#### Action item
Extract all of the entries and give them again, word for word.

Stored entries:
........
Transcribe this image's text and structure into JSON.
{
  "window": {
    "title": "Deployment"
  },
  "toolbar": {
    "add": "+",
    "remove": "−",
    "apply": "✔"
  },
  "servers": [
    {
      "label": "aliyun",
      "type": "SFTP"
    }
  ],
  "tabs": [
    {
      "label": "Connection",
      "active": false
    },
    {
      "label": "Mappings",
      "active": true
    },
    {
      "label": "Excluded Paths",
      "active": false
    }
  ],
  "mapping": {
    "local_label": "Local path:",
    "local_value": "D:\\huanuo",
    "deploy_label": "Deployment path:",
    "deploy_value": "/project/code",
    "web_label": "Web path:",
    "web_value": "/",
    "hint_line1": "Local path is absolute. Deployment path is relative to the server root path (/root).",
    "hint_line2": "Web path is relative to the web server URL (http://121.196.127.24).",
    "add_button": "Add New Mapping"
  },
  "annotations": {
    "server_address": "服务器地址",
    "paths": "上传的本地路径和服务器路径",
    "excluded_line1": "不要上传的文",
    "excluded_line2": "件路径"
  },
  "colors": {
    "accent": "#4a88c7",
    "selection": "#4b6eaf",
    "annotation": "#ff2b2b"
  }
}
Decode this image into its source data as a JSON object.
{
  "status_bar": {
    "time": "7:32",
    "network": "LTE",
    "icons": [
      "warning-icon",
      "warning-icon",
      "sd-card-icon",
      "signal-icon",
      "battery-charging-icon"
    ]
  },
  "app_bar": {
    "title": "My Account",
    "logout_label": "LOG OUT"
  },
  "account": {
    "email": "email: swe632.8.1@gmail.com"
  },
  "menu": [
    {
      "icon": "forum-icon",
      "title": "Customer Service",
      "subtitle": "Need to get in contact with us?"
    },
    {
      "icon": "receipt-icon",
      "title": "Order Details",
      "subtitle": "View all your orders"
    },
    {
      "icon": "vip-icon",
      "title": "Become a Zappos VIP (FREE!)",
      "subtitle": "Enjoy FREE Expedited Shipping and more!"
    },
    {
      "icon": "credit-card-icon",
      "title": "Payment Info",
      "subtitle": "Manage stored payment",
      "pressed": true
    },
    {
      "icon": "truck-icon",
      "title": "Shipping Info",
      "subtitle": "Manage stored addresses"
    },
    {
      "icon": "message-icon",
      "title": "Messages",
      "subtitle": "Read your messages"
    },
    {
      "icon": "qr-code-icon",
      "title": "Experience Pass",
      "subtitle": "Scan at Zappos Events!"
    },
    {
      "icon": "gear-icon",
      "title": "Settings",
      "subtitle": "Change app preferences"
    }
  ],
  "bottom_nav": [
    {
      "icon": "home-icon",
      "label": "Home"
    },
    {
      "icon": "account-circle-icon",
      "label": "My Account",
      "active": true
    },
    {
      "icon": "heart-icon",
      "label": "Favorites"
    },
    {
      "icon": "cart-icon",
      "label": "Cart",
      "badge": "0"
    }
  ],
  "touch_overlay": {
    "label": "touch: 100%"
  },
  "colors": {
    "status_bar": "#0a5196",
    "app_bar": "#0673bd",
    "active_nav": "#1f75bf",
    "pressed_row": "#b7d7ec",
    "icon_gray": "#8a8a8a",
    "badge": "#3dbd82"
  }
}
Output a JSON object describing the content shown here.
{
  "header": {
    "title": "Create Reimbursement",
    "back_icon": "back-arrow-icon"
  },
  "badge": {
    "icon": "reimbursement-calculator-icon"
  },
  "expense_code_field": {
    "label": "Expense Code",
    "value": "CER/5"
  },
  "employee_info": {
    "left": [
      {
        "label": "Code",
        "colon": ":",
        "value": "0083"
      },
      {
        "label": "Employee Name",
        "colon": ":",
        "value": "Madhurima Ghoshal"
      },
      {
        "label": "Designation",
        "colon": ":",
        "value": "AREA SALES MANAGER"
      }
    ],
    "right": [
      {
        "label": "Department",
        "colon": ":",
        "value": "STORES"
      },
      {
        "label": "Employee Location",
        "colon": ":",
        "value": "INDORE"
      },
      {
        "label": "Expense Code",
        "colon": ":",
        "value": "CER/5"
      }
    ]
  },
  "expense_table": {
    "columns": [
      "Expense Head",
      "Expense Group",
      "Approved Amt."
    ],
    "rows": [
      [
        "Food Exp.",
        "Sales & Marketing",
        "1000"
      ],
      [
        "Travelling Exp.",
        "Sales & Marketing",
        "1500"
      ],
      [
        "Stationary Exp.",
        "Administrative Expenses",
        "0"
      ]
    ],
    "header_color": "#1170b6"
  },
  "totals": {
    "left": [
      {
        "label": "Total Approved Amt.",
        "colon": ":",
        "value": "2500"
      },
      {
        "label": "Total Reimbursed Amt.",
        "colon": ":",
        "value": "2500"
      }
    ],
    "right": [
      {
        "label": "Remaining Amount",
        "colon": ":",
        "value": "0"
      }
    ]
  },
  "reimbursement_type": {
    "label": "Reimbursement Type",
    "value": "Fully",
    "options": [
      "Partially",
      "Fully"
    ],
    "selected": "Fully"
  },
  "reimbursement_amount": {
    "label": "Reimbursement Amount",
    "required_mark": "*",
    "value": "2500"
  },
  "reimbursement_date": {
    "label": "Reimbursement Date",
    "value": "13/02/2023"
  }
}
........
#### Solution to this task
Transcribe this image's text and structure into JSON.
{
  "window": {
    "title": "Deployment"
  },
  "toolbar": {
    "add": "+",
    "remove": "−",
    "apply": "✔"
  },
  "servers": [
    {
      "label": "aliyun",
      "type": "SFTP"
    }
  ],
  "tabs": [
    {
      "label": "Connection",
      "active": false
    },
    {
      "label": "Mappings",
      "active": true
    },
    {
      "label": "Excluded Paths",
      "active": false
    }
  ],
  "mapping": {
    "local_label": "Local path:",
    "local_value": "D:\\huanuo",
    "deploy_label": "Deployment path:",
    "deploy_value": "/project/code",
    "web_label": "Web path:",
    "web_value": "/",
    "hint_line1": "Local path is absolute. Deployment path is relative to the server root path (/root).",
    "hint_line2": "Web path is relative to the web server URL (http://121.196.127.24).",
    "add_button": "Add New Mapping"
  },
  "annotations": {
    "server_address": "服务器地址",
    "paths": "上传的本地路径和服务器路径",
    "excluded_line1": "不要上传的文",
    "excluded_line2": "件路径"
  },
  "colors": {
    "accent": "#4a88c7",
    "selection": "#4b6eaf",
    "annotation": "#ff2b2b"
  }
}
Decode this image into its source data as a JSON object.
{
  "status_bar": {
    "time": "7:32",
    "network": "LTE",
    "icons": [
      "warning-icon",
      "warning-icon",
      "sd-card-icon",
      "signal-icon",
      "battery-charging-icon"
    ]
  },
  "app_bar": {
    "title": "My Account",
    "logout_label": "LOG OUT"
  },
  "account": {
    "email": "email: swe632.8.1@gmail.com"
  },
  "menu": [
    {
      "icon": "forum-icon",
      "title": "Customer Service",
      "subtitle": "Need to get in contact with us?"
    },
    {
      "icon": "receipt-icon",
      "title": "Order Details",
      "subtitle": "View all your orders"
    },
    {
      "icon": "vip-icon",
      "title": "Become a Zappos VIP (FREE!)",
      "subtitle": "Enjoy FREE Expedited Shipping and more!"
    },
    {
      "icon": "credit-card-icon",
      "title": "Payment Info",
      "subtitle": "Manage stored payment",
      "pressed": true
    },
    {
      "icon": "truck-icon",
      "title": "Shipping Info",
      "subtitle": "Manage stored addresses"
    },
    {
      "icon": "message-icon",
      "title": "Messages",
      "subtitle": "Read your messages"
    },
    {
      "icon": "qr-code-icon",
      "title": "Experience Pass",
      "subtitle": "Scan at Zappos Events!"
    },
    {
      "icon": "gear-icon",
      "title": "Settings",
      "subtitle": "Change app preferences"
    }
  ],
  "bottom_nav": [
    {
      "icon": "home-icon",
      "label": "Home"
    },
    {
      "icon": "account-circle-icon",
      "label": "My Account",
      "active": true
    },
    {
      "icon": "heart-icon",
      "label": "Favorites"
    },
    {
      "icon": "cart-icon",
      "label": "Cart",
      "badge": "0"
    }
  ],
  "touch_overlay": {
    "label": "touch: 100%"
  },
  "colors": {
    "status_bar": "#0a5196",
    "app_bar": "#0673bd",
    "active_nav": "#1f75bf",
    "pressed_row": "#b7d7ec",
    "icon_gray": "#8a8a8a",
    "badge": "#3dbd82"
  }
}
Output a JSON object describing the content shown here.
{
  "header": {
    "title": "Create Reimbursement",
    "back_icon": "back-arrow-icon"
  },
  "badge": {
    "icon": "reimbursement-calculator-icon"
  },
  "expense_code_field": {
    "label": "Expense Code",
    "value": "CER/5"
  },
  "employee_info": {
    "left": [
      {
        "label": "Code",
        "colon": ":",
        "value": "0083"
      },
      {
        "label": "Employee Name",
        "colon": ":",
        "value": "Madhurima Ghoshal"
      },
      {
        "label": "Designation",
        "colon": ":",
        "value": "AREA SALES MANAGER"
      }
    ],
    "right": [
      {
        "label": "Department",
        "colon": ":",
        "value": "STORES"
      },
      {
        "label": "Employee Location",
        "colon": ":",
        "value": "INDORE"
      },
      {
        "label": "Expense Code",
        "colon": ":",
        "value": "CER/5"
      }
    ]
  },
  "expense_table": {
    "columns": [
      "Expense Head",
      "Expense Group",
      "Approved Amt."
    ],
    "rows": [
      [
        "Food Exp.",
        "Sales & Marketing",
        "1000"
      ],
      [
        "Travelling Exp.",
        "Sales & Marketing",
        "1500"
      ],
      [
        "Stationary Exp.",
        "Administrative Expenses",
        "0"
      ]
    ],
    "header_color": "#1170b6"
  },
  "totals": {
    "left": [
      {
        "label": "Total Approved Amt.",
        "colon": ":",
        "value": "2500"
      },
      {
        "label": "Total Reimbursed Amt.",
        "colon": ":",
        "value": "2500"
      }
    ],
    "right": [
      {
        "label": "Remaining Amount",
        "colon": ":",
        "value": "0"
      }
    ]
  },
  "reimbursement_type": {
    "label": "Reimbursement Type",
    "value": "Fully",
    "options": [
      "Partially",
      "Fully"
    ],
    "selected": "Fully"
  },
  "reimbursement_amount": {
    "label": "Reimbursement Amount",
    "required_mark": "*",
    "value": "2500"
  },
  "reimbursement_date": {
    "label": "Reimbursement Date",
    "value": "13/02/2023"
  }
}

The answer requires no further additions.